Conference & Meetings World Supplements Airline Supplement - Page 3

Airline Supplement Up in the air T he global meeting industry’s fortunes are generally intertwined with those of the air travel industry. So, as we head into 2016, how is this relationship working out and what are the different airline alliances all about? With airfares continuing to fall, along with the price of oil, surely the only big pressure on airline use is from the environmental lobby? Air passenger numbers are set to grow dramatically, if IATA’s 20 year Passenger Forecast Report is correct in its analysis that air passenger numbers will double by 2034, from a 2015 total of 3.5bn to 7bn taking to the skies annually within 20 years. The report also predicts the largest passenger markets will be China, the United States, India, the UK and Indonesia, Japan, Brazil, Spain, Germany and France make up the rest of the top 10. The five fastest growth markets for additional passengers over the next 20 years will be China with 758m new customers, the United States at 523m, India is to have 275m and fourth and fifth are Indonesia and Brazil with 132m and 104m, respectively. And, as the demand for air transport continues to grow, business travellers and conference delegates are sure make up a good share of that 7bn figure. Asia-Pacific and the Middle East, the report says, are expected to have 4.9% growth, with 2.9bm and 383m passengers, respectively. Africa could grow by 4.7% with 294m passengers by 2034. Latin American should also grow by 4.7% for an annual passenger total of 605m in 20 years time. Europe will grow the slowest at 2.7% for a market of 1.4bn, while North America expands by 3.3% to also reach 1.4bn. In the next 20 years, Expedia is forecasting that the real cost of air travel could drop by up to 1.5% per year. Maybe our large international venues and PCOs will be employing the mathematicians to work out where they need to target their marketing in future? Consumer surveys, meanwhile, have shown that the most important factor in buying an airline ticket is price. An average 8% drop in world airfares during the first 10 months of 2015, as reported by Expedia, did not seem to result in happier passengers, as complaints against airlines are on the rise. The US Department of Transportation alone received over 10,000 complaints against US-based airlines in the first 10 months of 2015, a rise of over a quarter on the same period last year. Passengers’ rights groups claim the discontent is because airlines continue to charge high fees to check bags and change reservations while packing more passengers into smaller seats.
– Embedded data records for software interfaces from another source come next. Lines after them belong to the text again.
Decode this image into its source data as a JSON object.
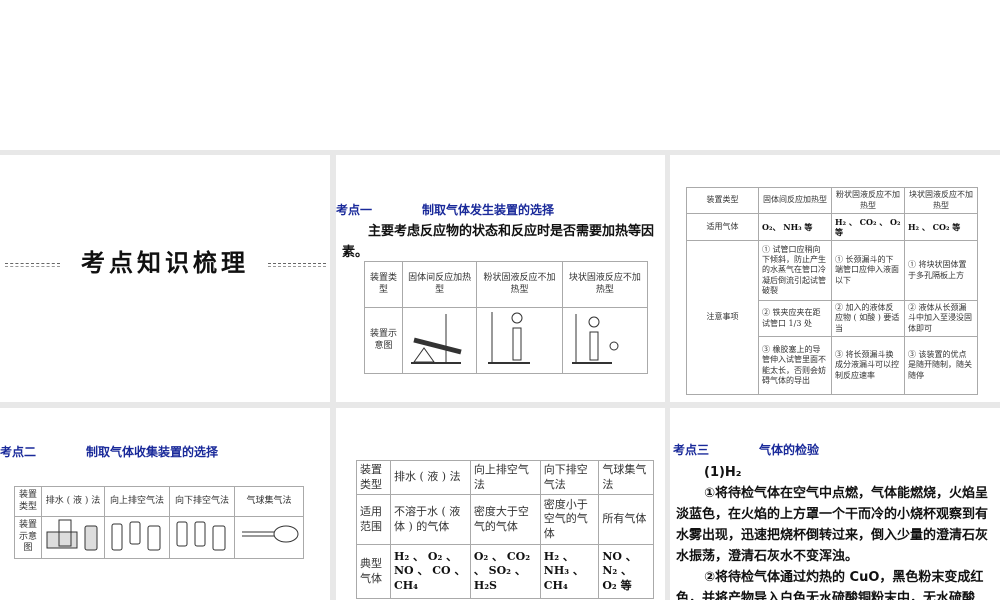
{
  "slide1": {
    "title": "考点知识梳理"
  },
  "slide2": {
    "heading_no": "考点一",
    "heading": "制取气体发生装置的选择",
    "intro": "主要考虑反应物的状态和反应时是否需要加热等因素。",
    "headers": [
      "装置类型",
      "固体间反应加热型",
      "粉状固液反应不加热型",
      "块状固液反应不加热型"
    ],
    "row_label": "装置示意图"
  },
  "slide3": {
    "headers": [
      "装置类型",
      "固体间反应加热型",
      "粉状固液反应不加热型",
      "块状固液反应不加热型"
    ],
    "gas_label": "适用气体",
    "gases": [
      "O₂、 NH₃ 等",
      "H₂ 、 CO₂ 、 O₂ 等",
      "H₂ 、 CO₂ 等"
    ],
    "note_label": "注意事项",
    "notes": [
      [
        "① 试管口应稍向下倾斜，防止产生的水蒸气在管口冷凝后倒流引起试管破裂",
        "① 长颈漏斗的下端管口应伸入液面以下",
        "① 将块状固体置于多孔隔板上方"
      ],
      [
        "② 铁夹应夹在距试管口 1/3 处",
        "② 加入的液体反应物 ( 如酸 ) 要适当",
        "② 液体从长颈漏斗中加入至浸没固体即可"
      ],
      [
        "③ 橡胶塞上的导管伸入试管里面不能太长，否则会妨碍气体的导出",
        "③ 将长颈漏斗换成分液漏斗可以控制反应速率",
        "③ 该装置的优点是随开随制，随关随停"
      ]
    ]
  },
  "slide4": {
    "heading_no": "考点二",
    "heading": "制取气体收集装置的选择",
    "headers": [
      "装置类型",
      "排水 ( 液 ) 法",
      "向上排空气法",
      "向下排空气法",
      "气球集气法"
    ],
    "row_label": "装置示意图"
  },
  "slide5": {
    "rows": [
      [
        "装置类型",
        "排水 ( 液 ) 法",
        "向上排空气法",
        "向下排空气法",
        "气球集气法"
      ],
      [
        "适用范围",
        "不溶于水 ( 液体 ) 的气体",
        "密度大于空气的气体",
        "密度小于空气的气体",
        "所有气体"
      ],
      [
        "典型气体",
        "H₂ 、 O₂ 、 NO 、 CO 、 CH₄",
        "O₂ 、 CO₂ 、 SO₂ 、 H₂S",
        "H₂ 、 NH₃ 、 CH₄",
        "NO 、 N₂ 、 O₂ 等"
      ]
    ]
  },
  "slide6": {
    "heading_no": "考点三",
    "heading": "气体的检验",
    "sub": "(1)H₂",
    "p1": "①将待检气体在空气中点燃，气体能燃烧，火焰呈淡蓝色，在火焰的上方罩一个干而冷的小烧杯观察到有水雾出现，迅速把烧杯倒转过来，倒入少量的澄清石灰水振荡，澄清石灰水不变浑浊。",
    "p2": "②将待检气体通过灼热的 CuO，黑色粉末变成红色，并将产物导入白色无水硫酸铜粉末中，无水硫酸"
  }
}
Whether you are paying less and complaining more, or the reverse, it is worth knowing how the major airlines now line up in their various alliances. CONFERENCE & MEETINGS WORLD CMW-AIRLINE-SUPP_2.indd 3 3 23/12/2015 15:45